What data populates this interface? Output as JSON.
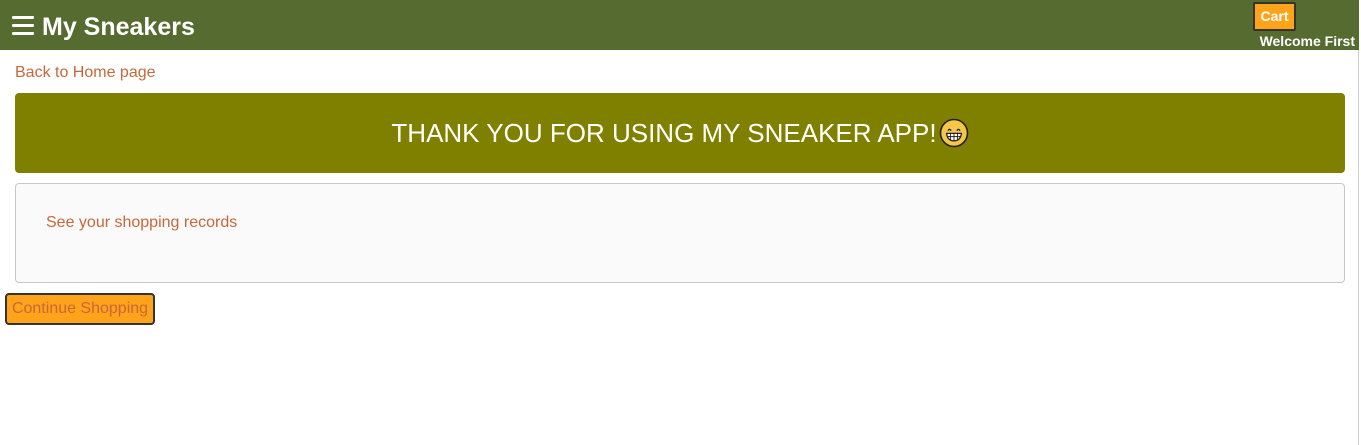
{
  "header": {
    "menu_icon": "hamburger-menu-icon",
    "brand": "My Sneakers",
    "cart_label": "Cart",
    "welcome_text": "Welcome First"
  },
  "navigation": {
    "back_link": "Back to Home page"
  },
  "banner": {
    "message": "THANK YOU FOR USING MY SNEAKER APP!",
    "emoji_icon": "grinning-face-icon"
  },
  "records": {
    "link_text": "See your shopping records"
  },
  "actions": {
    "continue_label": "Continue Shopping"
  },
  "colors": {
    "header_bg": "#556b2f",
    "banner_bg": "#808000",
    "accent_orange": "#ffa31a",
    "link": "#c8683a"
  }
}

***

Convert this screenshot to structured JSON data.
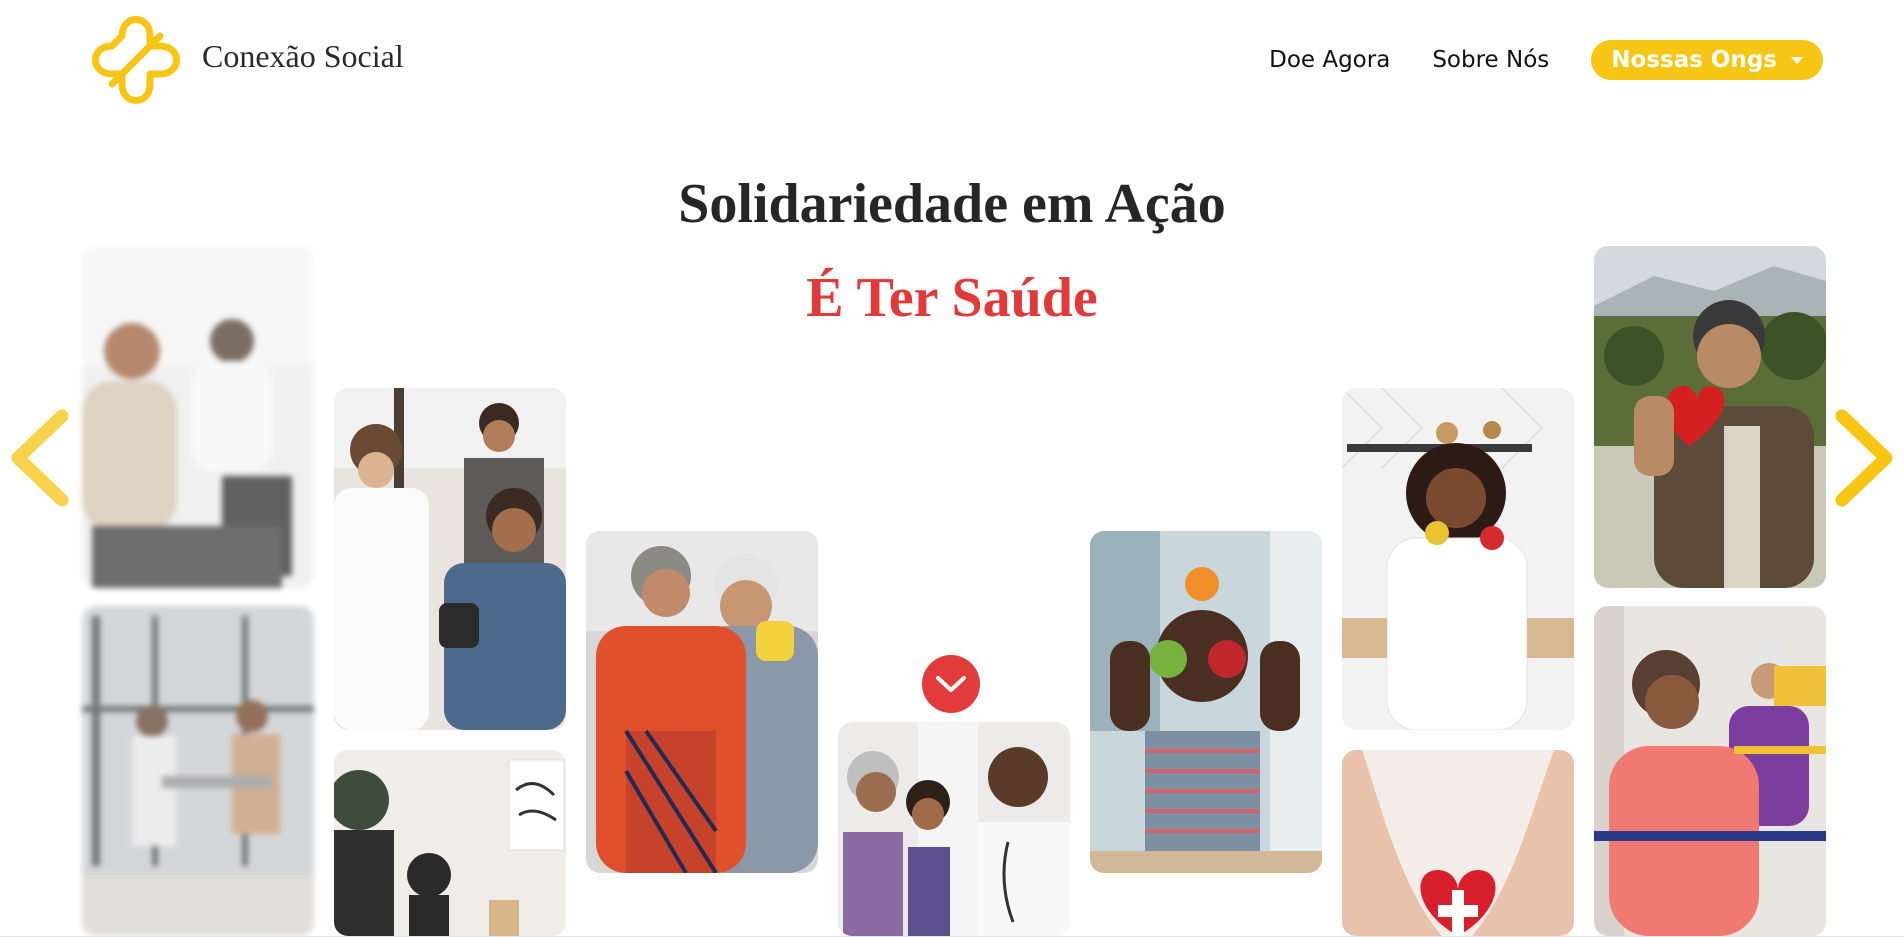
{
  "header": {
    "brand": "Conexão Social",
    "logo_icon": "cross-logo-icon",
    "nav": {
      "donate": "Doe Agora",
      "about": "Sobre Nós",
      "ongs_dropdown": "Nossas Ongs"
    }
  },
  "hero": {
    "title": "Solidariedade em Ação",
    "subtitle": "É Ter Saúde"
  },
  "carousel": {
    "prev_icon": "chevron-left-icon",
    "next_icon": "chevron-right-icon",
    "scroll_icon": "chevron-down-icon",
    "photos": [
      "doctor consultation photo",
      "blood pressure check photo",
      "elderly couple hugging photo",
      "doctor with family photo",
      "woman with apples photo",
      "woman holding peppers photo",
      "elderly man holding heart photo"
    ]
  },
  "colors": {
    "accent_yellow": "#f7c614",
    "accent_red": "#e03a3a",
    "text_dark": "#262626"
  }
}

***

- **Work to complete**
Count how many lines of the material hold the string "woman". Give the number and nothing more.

- **Result**
2